Running Truecrypt on a Netbook will pose a few interesting issues. First, if you are using TrueCrypt to encrypt the entire system drive, then you will likely notice some slowness as other folks have noted. This is especially going to be true if you have an SSD. (It's not that encrypting/decrypting from an SSD is slower than it is from an HD, but just that an SSD is a lot faster than an HD, so the relative slowdown is much greater for an SSD.)
To get an idea of how fast you will be able to read/write an HD encrypted with Truecrypt, you can run a benchmark from within the Truecrypt program. The value you get from this benchmark will tell you the most throughput you can expect when reading your drive. Average throughput will likely be somewhat slower than this, as your CPU will usually be doing more things than just encrypting/decrypting.
There is, however, another thing to consider when running Truecrypt on SSDs. In order to extend their lives, manufacturers use a technology known as wear leveling. https://secure.wikimedia.org/wikipedia/en/wiki/Wear_leveling Since you can only rewrite each memory cell on an SSD drive a certain number of times before it wears out, drive manufacturers spread writes out over the drive. This way, if there is a particular file that you modify frequently, the portion of the drive that holds that file won't wear out, because the drive will move that file to a new location each time it's rewritten.
However, when you tell Truecrypt to encrypt the entire drive, it encrypts the entire drive. This includes all the data on the drive, and all of the empty space. If the drive is an SSD, when you write to the drive, the SSD has no choice but to save files where they were, because as far as it's concerned, the drive is full. So, the wear leveling feature can't work, and you are likely to start to lose portions of your drive much faster than if it wasn't encrypted.
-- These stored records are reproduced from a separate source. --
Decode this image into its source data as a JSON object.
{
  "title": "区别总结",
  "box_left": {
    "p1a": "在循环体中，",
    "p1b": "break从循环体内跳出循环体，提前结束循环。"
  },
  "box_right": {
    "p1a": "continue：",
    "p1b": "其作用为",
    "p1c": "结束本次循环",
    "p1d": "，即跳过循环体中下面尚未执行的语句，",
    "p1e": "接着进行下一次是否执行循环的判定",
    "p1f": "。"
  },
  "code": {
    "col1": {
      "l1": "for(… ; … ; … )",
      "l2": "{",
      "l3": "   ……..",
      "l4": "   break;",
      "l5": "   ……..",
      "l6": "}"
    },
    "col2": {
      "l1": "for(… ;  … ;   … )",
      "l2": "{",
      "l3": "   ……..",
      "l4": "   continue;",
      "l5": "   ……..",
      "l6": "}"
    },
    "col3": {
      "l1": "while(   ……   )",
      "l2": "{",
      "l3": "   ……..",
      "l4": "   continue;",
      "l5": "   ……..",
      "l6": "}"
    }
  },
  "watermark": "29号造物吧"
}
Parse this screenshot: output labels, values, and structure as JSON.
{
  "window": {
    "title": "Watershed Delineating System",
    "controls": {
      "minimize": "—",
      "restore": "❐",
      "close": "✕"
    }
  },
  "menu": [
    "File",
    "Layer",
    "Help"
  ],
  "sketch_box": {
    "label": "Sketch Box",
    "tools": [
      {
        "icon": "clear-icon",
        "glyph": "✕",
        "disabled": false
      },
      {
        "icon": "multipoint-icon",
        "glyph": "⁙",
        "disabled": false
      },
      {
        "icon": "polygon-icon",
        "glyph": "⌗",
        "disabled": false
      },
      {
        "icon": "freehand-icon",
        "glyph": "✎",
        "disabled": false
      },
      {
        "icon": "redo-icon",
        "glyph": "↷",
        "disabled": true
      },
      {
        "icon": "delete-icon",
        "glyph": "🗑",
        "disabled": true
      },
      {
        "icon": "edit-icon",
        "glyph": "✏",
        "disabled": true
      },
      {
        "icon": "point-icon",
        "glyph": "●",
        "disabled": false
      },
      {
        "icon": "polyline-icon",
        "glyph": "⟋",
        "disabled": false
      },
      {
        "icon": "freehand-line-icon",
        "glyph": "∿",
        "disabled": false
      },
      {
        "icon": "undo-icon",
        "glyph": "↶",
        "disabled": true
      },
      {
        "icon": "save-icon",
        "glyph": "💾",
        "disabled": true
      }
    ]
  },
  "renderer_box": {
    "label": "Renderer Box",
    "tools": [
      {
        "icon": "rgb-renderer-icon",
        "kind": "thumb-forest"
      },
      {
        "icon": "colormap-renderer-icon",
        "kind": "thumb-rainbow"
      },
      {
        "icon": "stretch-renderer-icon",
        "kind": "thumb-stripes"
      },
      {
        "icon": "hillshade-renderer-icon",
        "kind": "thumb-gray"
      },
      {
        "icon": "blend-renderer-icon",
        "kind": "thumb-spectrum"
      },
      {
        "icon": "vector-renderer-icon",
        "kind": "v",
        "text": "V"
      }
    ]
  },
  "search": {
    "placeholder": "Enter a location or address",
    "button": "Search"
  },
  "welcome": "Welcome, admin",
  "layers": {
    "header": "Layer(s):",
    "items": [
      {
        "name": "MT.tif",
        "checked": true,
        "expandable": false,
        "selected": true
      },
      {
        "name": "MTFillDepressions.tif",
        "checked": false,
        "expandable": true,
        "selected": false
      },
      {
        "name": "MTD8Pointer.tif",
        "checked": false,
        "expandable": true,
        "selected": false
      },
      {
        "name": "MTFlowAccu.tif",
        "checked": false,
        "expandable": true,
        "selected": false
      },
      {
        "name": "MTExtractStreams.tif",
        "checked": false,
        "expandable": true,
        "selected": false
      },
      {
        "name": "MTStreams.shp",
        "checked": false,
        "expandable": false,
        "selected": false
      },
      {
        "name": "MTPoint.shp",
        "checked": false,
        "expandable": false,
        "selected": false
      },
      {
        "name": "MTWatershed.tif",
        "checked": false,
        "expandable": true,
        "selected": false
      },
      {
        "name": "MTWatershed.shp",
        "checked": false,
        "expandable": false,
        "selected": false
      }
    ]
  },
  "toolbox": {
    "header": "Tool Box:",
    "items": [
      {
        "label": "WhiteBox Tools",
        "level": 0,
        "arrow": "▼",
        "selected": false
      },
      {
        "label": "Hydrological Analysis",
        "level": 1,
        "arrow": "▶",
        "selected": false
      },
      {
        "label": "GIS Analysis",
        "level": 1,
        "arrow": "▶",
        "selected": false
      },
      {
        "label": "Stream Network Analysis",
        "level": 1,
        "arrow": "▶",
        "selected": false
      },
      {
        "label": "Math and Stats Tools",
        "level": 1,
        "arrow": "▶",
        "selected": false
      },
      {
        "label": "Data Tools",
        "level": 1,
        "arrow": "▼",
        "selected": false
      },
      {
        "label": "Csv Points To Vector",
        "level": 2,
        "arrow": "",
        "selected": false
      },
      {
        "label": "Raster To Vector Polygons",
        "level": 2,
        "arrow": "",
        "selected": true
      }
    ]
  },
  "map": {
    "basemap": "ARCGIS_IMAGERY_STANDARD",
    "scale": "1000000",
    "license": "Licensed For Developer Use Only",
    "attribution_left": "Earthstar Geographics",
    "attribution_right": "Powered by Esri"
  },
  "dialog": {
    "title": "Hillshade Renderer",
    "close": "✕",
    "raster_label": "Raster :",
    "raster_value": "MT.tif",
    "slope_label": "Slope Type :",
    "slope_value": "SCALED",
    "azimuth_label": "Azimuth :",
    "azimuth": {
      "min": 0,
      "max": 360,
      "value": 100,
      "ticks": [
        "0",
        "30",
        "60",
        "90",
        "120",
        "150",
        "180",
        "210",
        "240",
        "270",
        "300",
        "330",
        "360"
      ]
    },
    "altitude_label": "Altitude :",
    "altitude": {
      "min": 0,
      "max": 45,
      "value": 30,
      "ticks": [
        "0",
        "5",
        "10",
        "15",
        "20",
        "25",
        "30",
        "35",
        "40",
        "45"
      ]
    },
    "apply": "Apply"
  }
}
Good luck. figuring out how to use Truecrypt on a Netbook can be a challenge.